Handling The Bully

Sometimes the voice of the inner bully is deafening. It screams so loud that I can’t hear myself think, let alone receive the creative inspiration I need when I’m writing. On those days I take my inner artist by the hand, walk her to our writing desk, and stand behind her as she gets started.

I have your back, I tell her.
Don’t worry.
Just write.

I’m getting pretty good at handling the critics that live in my head. Sometimes I simply let them have their say. I sit on the floor in my office while they drone on and on about how I’m a good writer, but not great, and I do my nails until they get tired. Other times I go to my computer, open my journal, and type everything they say until they notice that I’m merely taking notes, not taking it in, and they quiet down.

The best tactic of all is when I call a fellow artist and spill the beans about what’s going on. I tell her what my inner critic is saying so I can hear her tell me that she has the same voices squawking in her head, too. We laugh and cry, coach and console each other, and then we both get back to work.

For years I tried to silence the inner critics by fighting them tooth and nail. But with every battle they just got stronger, meaner, and more skillful at getting in the way.

So I gave up the fight. I surrendered to the reality that anything worth doing is going to rouse critics (both inner and outer, by the way), and since I’m only interested in doing worthy things, I’d have to learn how to live with them.

And now I do. When the artist in me is being suffocated by the voices of doom, I gently whisper in her ear…
Trust yourself.
Keep going.
The groove you’re looking for is just around the corner.

Fortunately, she listens. Because in the end, that’s all we really need – a loving friend to host our fear until it feels seen and heard and ready to dissolve. And it will. The power of creativity is too strong to be held hostage.

A committee of critics will always be on the attendee list of any significant creative event. Just make sure you invite way more friends.

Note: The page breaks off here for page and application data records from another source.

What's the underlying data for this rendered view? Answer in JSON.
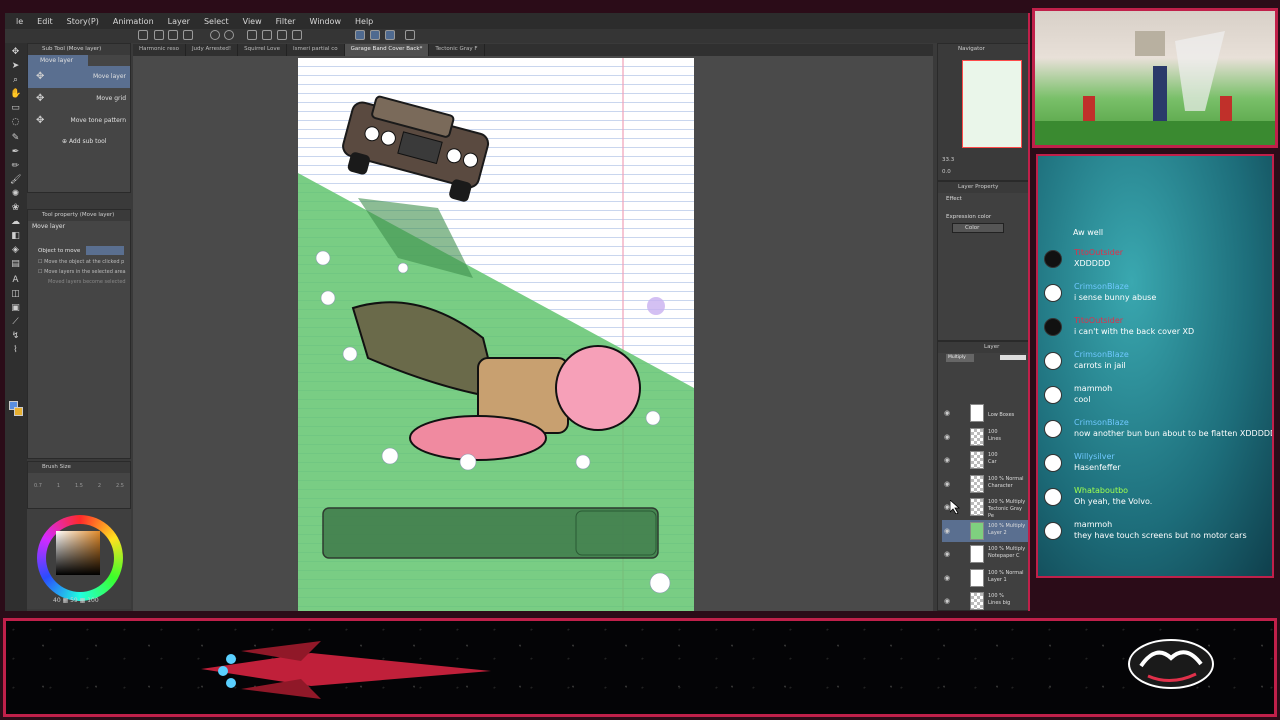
{
  "app": {
    "menu": [
      "le",
      "Edit",
      "Story(P)",
      "Animation",
      "Layer",
      "Select",
      "View",
      "Filter",
      "Window",
      "Help"
    ],
    "file_tabs": [
      {
        "label": "Harmonic reso",
        "active": false
      },
      {
        "label": "Judy Arrested!",
        "active": false
      },
      {
        "label": "Squirrel Love",
        "active": false
      },
      {
        "label": "Ismeri partial co",
        "active": false
      },
      {
        "label": "Garage Band Cover Back*",
        "active": true
      },
      {
        "label": "Tectonic Gray F",
        "active": false
      }
    ],
    "subtool": {
      "title": "Sub Tool (Move layer)",
      "tab": "Move layer",
      "items": [
        "Move layer",
        "Move grid",
        "Move tone pattern"
      ],
      "add_label": "Add sub tool"
    },
    "tool_property": {
      "title": "Tool property (Move layer)",
      "tool_name": "Move layer",
      "object_label": "Object to move",
      "options": [
        "Move the object at the clicked p",
        "Move layers in the selected area",
        "Moved layers become selected"
      ]
    },
    "brush_size": {
      "title": "Brush Size",
      "sizes": [
        "0.7",
        "1",
        "1.5",
        "2",
        "2.5"
      ]
    },
    "status": {
      "zoom_readout": "40 ▦ 59 ▦ 100"
    },
    "navigator": {
      "title": "Navigator",
      "zoom": "33.3",
      "angle": "0.0"
    },
    "layer_property": {
      "title": "Layer Property",
      "effect_label": "Effect",
      "expression_label": "Expression color",
      "expression_value": "Color"
    },
    "layers": {
      "title": "Layer",
      "blend": "Multiply",
      "items": [
        {
          "opacity": "",
          "name": "Low Boxes",
          "thumb": "white",
          "selected": false
        },
        {
          "opacity": "100",
          "name": "Lines",
          "thumb": "check",
          "selected": false
        },
        {
          "opacity": "100",
          "name": "Car",
          "thumb": "check",
          "selected": false
        },
        {
          "opacity": "100 % Normal",
          "name": "Character",
          "thumb": "check",
          "selected": false
        },
        {
          "opacity": "100 % Multiply",
          "name": "Tectonic Gray Pe",
          "thumb": "check",
          "selected": false
        },
        {
          "opacity": "100 % Multiply",
          "name": "Layer 2",
          "thumb": "green",
          "selected": true
        },
        {
          "opacity": "100 % Multiply",
          "name": "Notepaper C",
          "thumb": "white",
          "selected": false
        },
        {
          "opacity": "100 % Normal",
          "name": "Layer 1",
          "thumb": "white",
          "selected": false
        },
        {
          "opacity": "100 %",
          "name": "Lines big",
          "thumb": "check",
          "selected": false
        },
        {
          "opacity": "",
          "name": "Paper",
          "thumb": "white",
          "selected": false
        }
      ]
    }
  },
  "chat": {
    "header_message": "Aw well",
    "messages": [
      {
        "user": "TitoOutsider",
        "text": "XDDDDD",
        "user_color": "#e0304a",
        "avatar": "dark"
      },
      {
        "user": "CrimsonBlaze",
        "text": "i sense bunny abuse",
        "user_color": "#6fc8ff",
        "avatar": "light"
      },
      {
        "user": "TitoOutsider",
        "text": "i can't with the back cover XD",
        "user_color": "#e0304a",
        "avatar": "dark"
      },
      {
        "user": "CrimsonBlaze",
        "text": "carrots in jail",
        "user_color": "#6fc8ff",
        "avatar": "light"
      },
      {
        "user": "mammoh",
        "text": "cool",
        "user_color": "#ffffff",
        "avatar": "light"
      },
      {
        "user": "CrimsonBlaze",
        "text": "now another bun bun about to be flatten XDDDDD",
        "user_color": "#6fc8ff",
        "avatar": "light"
      },
      {
        "user": "Willysilver",
        "text": "Hasenfeffer",
        "user_color": "#6fc8ff",
        "avatar": "light"
      },
      {
        "user": "Whataboutbo",
        "text": "Oh yeah, the Volvo.",
        "user_color": "#a0ff50",
        "avatar": "light"
      },
      {
        "user": "mammoh",
        "text": "they have touch screens but no motor cars",
        "user_color": "#ffffff",
        "avatar": "light"
      }
    ]
  },
  "colors": {
    "frame": "#c0204a",
    "selection": "#5a6f90",
    "grass": "#5fc76a"
  }
}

Cheryl Richardson is a NYT bestselling author of many books, including her most recent Waking Up In Winter: In Search of What Really Matters at Midlife. Treat yourself and join Cheryl for a daylong workshop about practicing extreme self-care at midlife at Circles of Wisdom in Methuen, MA, Sunday Feb 24. www.circlesofwisdom.com.

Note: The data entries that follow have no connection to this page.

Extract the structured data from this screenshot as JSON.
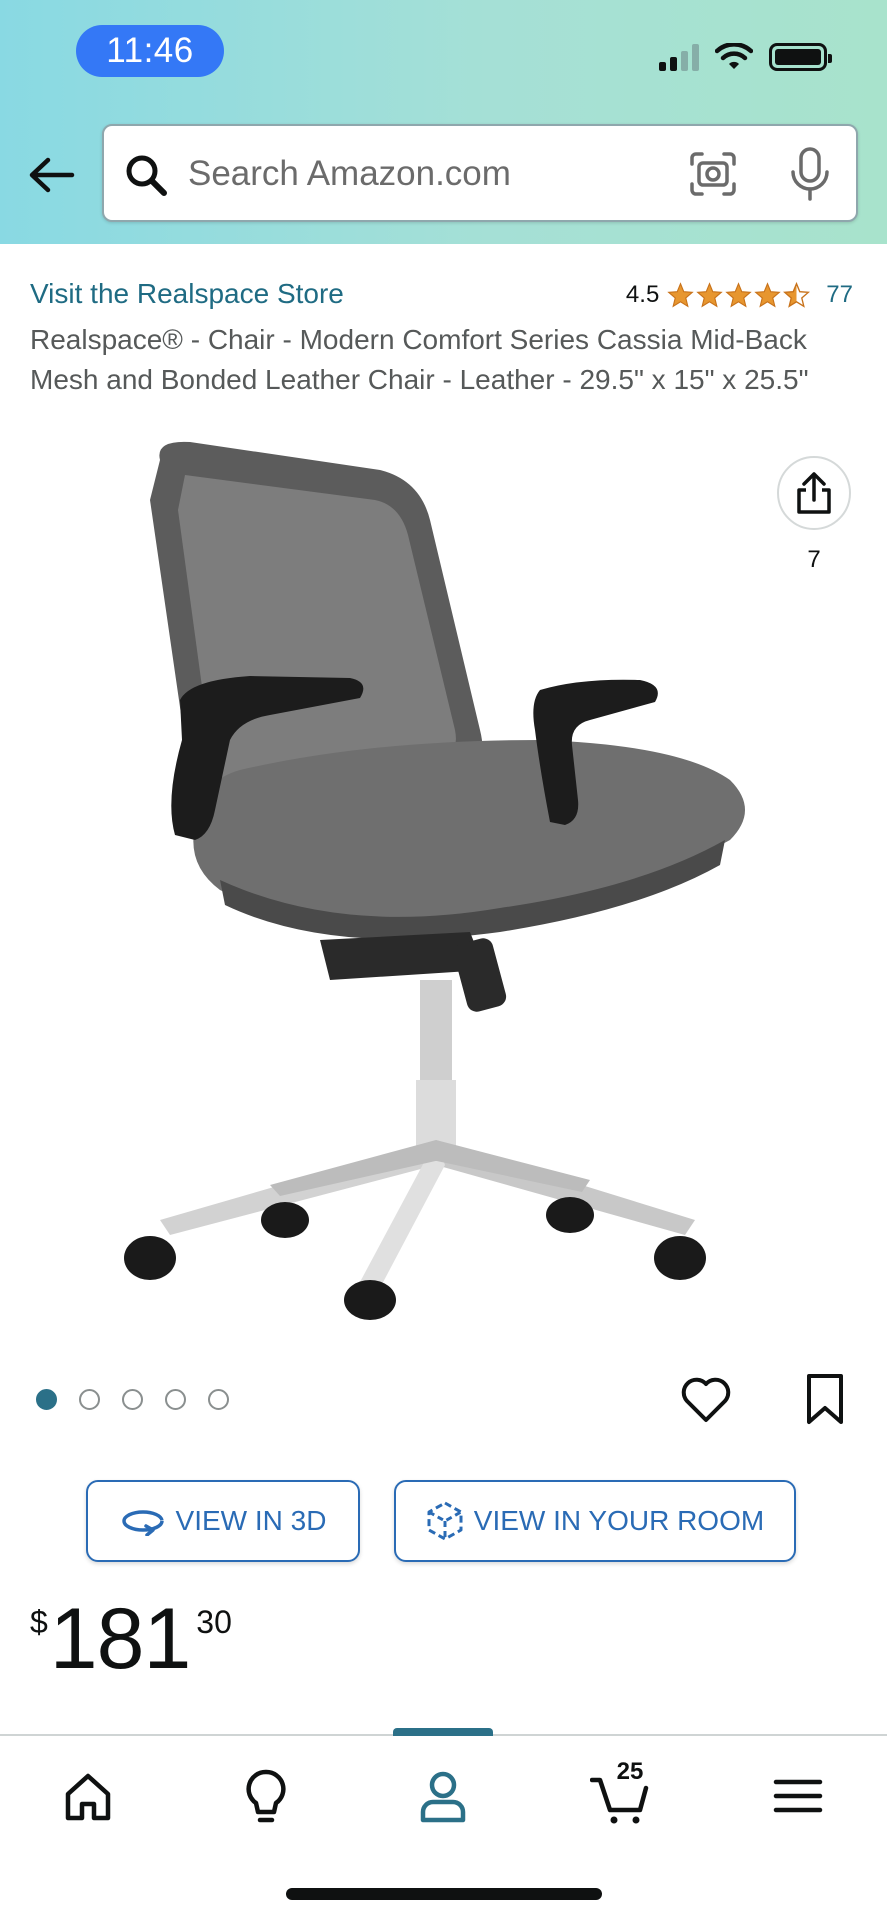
{
  "status_bar": {
    "time": "11:46"
  },
  "search": {
    "placeholder": "Search Amazon.com"
  },
  "product": {
    "store_link": "Visit the Realspace Store",
    "rating_value": "4.5",
    "rating_stars": 4.5,
    "rating_count": "77",
    "title": "Realspace® - Chair - Modern Comfort Series Cassia Mid-Back Mesh and Bonded Leather Chair - Leather - 29.5\" x 15\" x 25.5\"",
    "share_count": "7",
    "image_dots": {
      "total": 5,
      "active": 1
    }
  },
  "actions": {
    "view_3d": "VIEW IN 3D",
    "view_room": "VIEW IN YOUR ROOM"
  },
  "price": {
    "symbol": "$",
    "whole": "181",
    "fraction": "30"
  },
  "bottom_nav": {
    "items": [
      "home-icon",
      "lightbulb-icon",
      "account-icon",
      "cart-icon",
      "menu-icon"
    ],
    "active": "account-icon",
    "cart_count": "25"
  },
  "colors": {
    "link": "#1f6b83",
    "accent": "#2a6bb5",
    "star": "#e7962f",
    "active_dot": "#2b7088"
  }
}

See also:
Automatic Brain: The Magic Of The Unconscious Mind
Self-Esteem Might Boost Our Egos, But Self-Compassion Opens Our Hearts